→ REQUIRED ACTION: Any picture must be dropped, but each line of the data should be duplicated exactly.

*** Opening DATA PROVIDED ***

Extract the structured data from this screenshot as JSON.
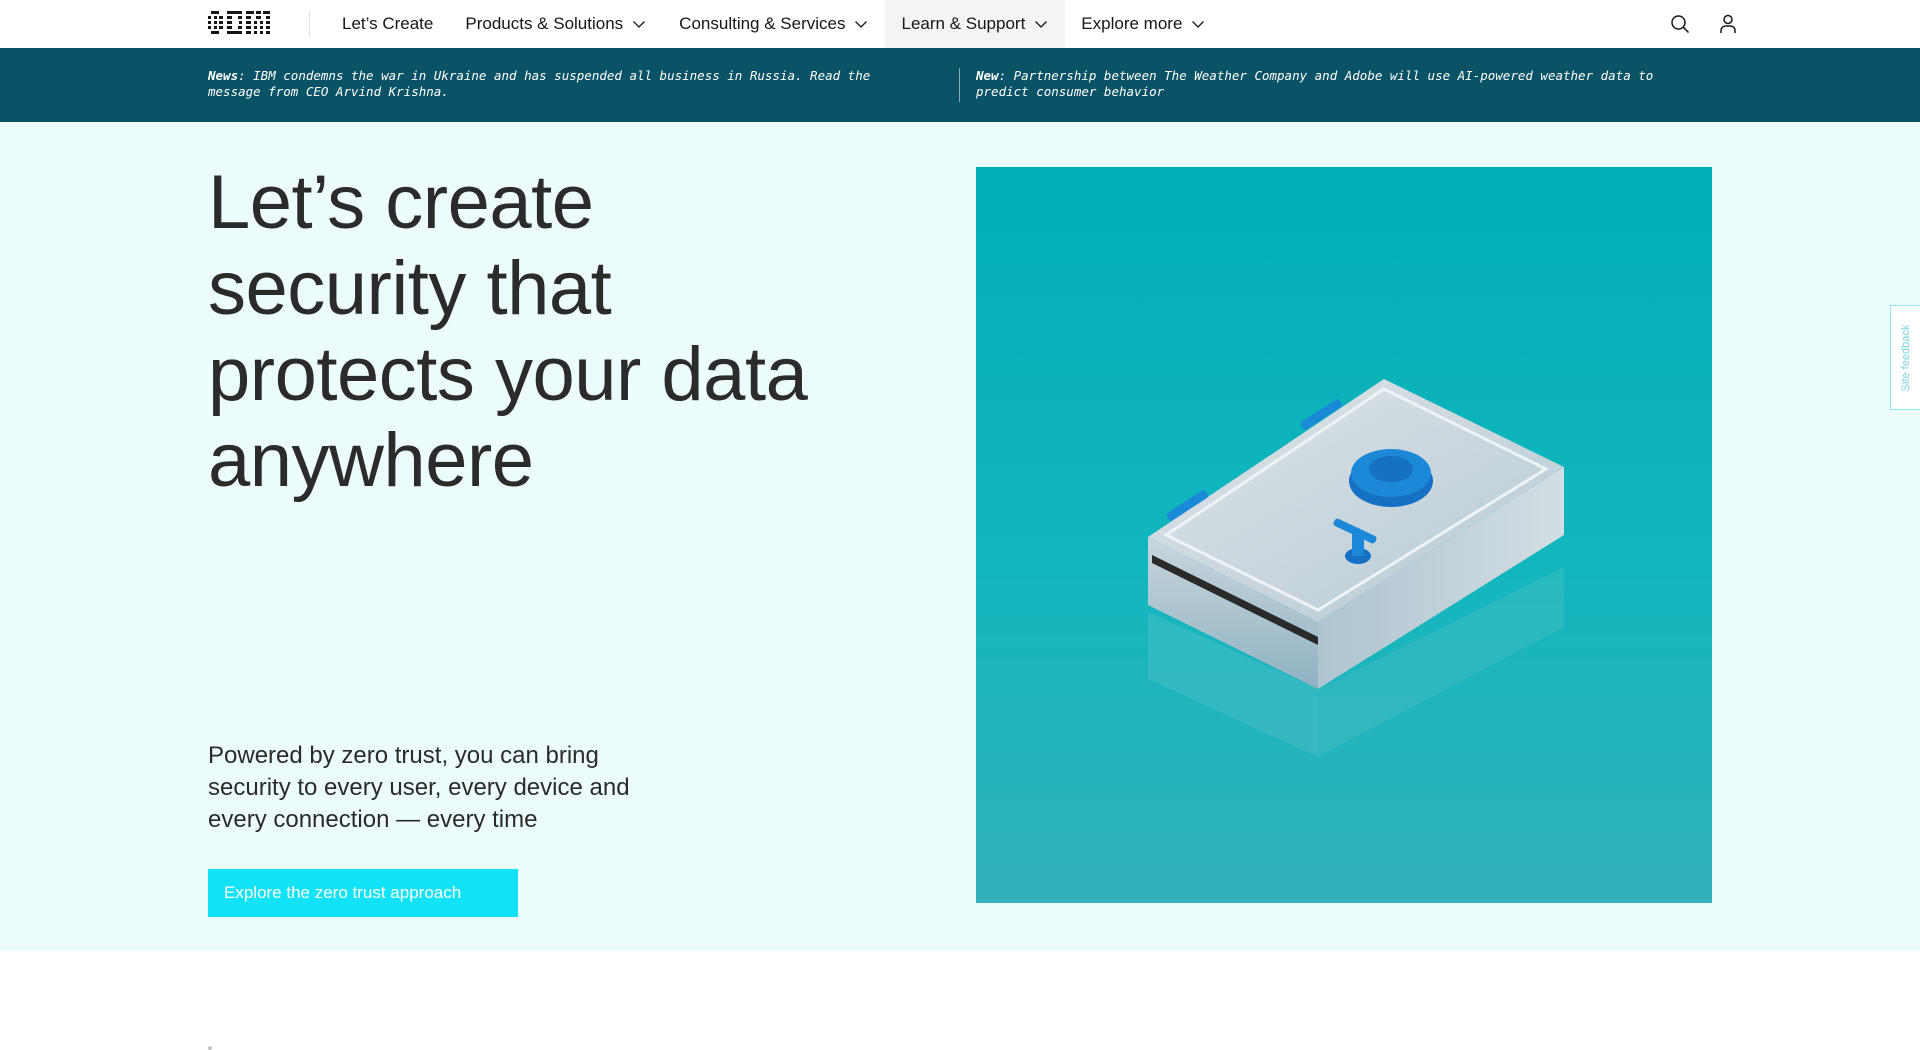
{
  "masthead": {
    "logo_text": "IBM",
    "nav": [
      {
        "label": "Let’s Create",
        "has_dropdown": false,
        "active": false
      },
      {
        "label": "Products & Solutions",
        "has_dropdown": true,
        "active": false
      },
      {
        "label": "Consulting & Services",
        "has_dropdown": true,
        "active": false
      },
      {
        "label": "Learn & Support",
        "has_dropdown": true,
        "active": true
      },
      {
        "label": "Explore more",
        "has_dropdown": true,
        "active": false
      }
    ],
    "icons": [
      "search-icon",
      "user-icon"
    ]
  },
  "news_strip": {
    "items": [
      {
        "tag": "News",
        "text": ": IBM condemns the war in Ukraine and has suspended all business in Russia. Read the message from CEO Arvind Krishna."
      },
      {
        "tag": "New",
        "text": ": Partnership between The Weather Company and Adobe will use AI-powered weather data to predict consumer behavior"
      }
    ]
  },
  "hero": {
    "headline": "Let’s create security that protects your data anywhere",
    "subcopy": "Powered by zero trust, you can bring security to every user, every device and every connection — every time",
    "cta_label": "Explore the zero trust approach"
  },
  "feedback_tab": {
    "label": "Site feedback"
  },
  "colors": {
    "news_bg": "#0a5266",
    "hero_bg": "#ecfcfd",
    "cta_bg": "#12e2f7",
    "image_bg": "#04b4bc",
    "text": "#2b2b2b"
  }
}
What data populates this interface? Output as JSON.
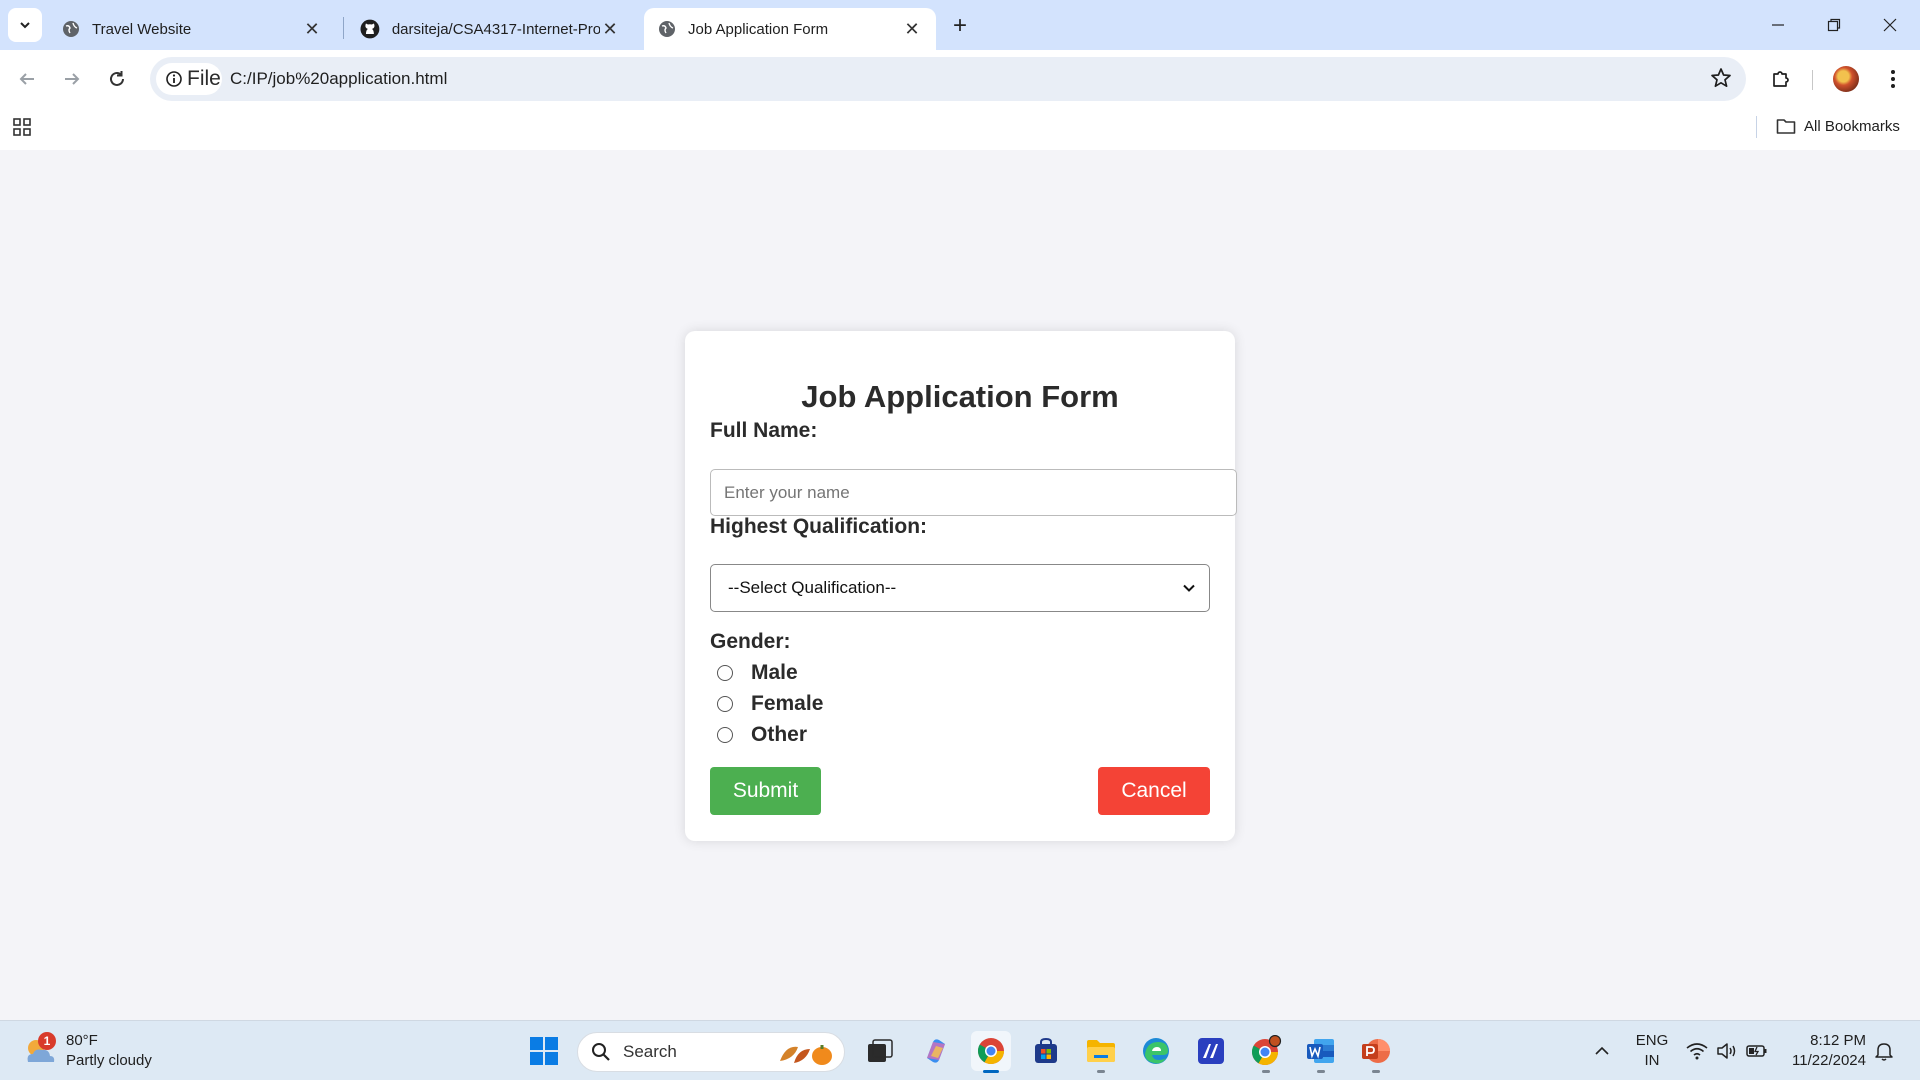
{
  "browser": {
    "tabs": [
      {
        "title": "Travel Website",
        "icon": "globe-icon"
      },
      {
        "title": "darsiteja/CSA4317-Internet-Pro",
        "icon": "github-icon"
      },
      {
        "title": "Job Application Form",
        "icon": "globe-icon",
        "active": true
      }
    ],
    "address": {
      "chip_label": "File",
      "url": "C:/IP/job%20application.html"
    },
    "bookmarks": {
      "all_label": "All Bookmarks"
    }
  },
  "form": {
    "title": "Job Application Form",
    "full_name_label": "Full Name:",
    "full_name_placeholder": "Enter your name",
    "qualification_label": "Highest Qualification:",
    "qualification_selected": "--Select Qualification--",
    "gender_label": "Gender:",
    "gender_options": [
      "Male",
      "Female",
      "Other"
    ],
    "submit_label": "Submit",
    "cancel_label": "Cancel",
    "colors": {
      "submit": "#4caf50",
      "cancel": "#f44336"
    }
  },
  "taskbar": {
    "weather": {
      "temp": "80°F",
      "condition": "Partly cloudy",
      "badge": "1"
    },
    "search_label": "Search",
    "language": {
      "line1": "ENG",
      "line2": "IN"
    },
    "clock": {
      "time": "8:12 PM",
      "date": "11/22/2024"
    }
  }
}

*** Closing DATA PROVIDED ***

→ EXPECTED ANSWER:
Extract the structured data from this screenshot as JSON.
{
  "masthead": {
    "logo_text": "IBM",
    "nav": [
      {
        "label": "Let’s Create",
        "has_dropdown": false,
        "active": false
      },
      {
        "label": "Products & Solutions",
        "has_dropdown": true,
        "active": false
      },
      {
        "label": "Consulting & Services",
        "has_dropdown": true,
        "active": false
      },
      {
        "label": "Learn & Support",
        "has_dropdown": true,
        "active": true
      },
      {
        "label": "Explore more",
        "has_dropdown": true,
        "active": false
      }
    ],
    "icons": [
      "search-icon",
      "user-icon"
    ]
  },
  "news_strip": {
    "items": [
      {
        "tag": "News",
        "text": ": IBM condemns the war in Ukraine and has suspended all business in Russia. Read the message from CEO Arvind Krishna."
      },
      {
        "tag": "New",
        "text": ": Partnership between The Weather Company and Adobe will use AI-powered weather data to predict consumer behavior"
      }
    ]
  },
  "hero": {
    "headline": "Let’s create security that protects your data anywhere",
    "subcopy": "Powered by zero trust, you can bring security to every user, every device and every connection — every time",
    "cta_label": "Explore the zero trust approach"
  },
  "feedback_tab": {
    "label": "Site feedback"
  },
  "colors": {
    "news_bg": "#0a5266",
    "hero_bg": "#ecfcfd",
    "cta_bg": "#12e2f7",
    "image_bg": "#04b4bc",
    "text": "#2b2b2b"
  }
}
What data populates this interface? Output as JSON.
{
  "browser": {
    "tabs": [
      {
        "title": "Travel Website",
        "icon": "globe-icon"
      },
      {
        "title": "darsiteja/CSA4317-Internet-Pro",
        "icon": "github-icon"
      },
      {
        "title": "Job Application Form",
        "icon": "globe-icon",
        "active": true
      }
    ],
    "address": {
      "chip_label": "File",
      "url": "C:/IP/job%20application.html"
    },
    "bookmarks": {
      "all_label": "All Bookmarks"
    }
  },
  "form": {
    "title": "Job Application Form",
    "full_name_label": "Full Name:",
    "full_name_placeholder": "Enter your name",
    "qualification_label": "Highest Qualification:",
    "qualification_selected": "--Select Qualification--",
    "gender_label": "Gender:",
    "gender_options": [
      "Male",
      "Female",
      "Other"
    ],
    "submit_label": "Submit",
    "cancel_label": "Cancel",
    "colors": {
      "submit": "#4caf50",
      "cancel": "#f44336"
    }
  },
  "taskbar": {
    "weather": {
      "temp": "80°F",
      "condition": "Partly cloudy",
      "badge": "1"
    },
    "search_label": "Search",
    "language": {
      "line1": "ENG",
      "line2": "IN"
    },
    "clock": {
      "time": "8:12 PM",
      "date": "11/22/2024"
    }
  }
}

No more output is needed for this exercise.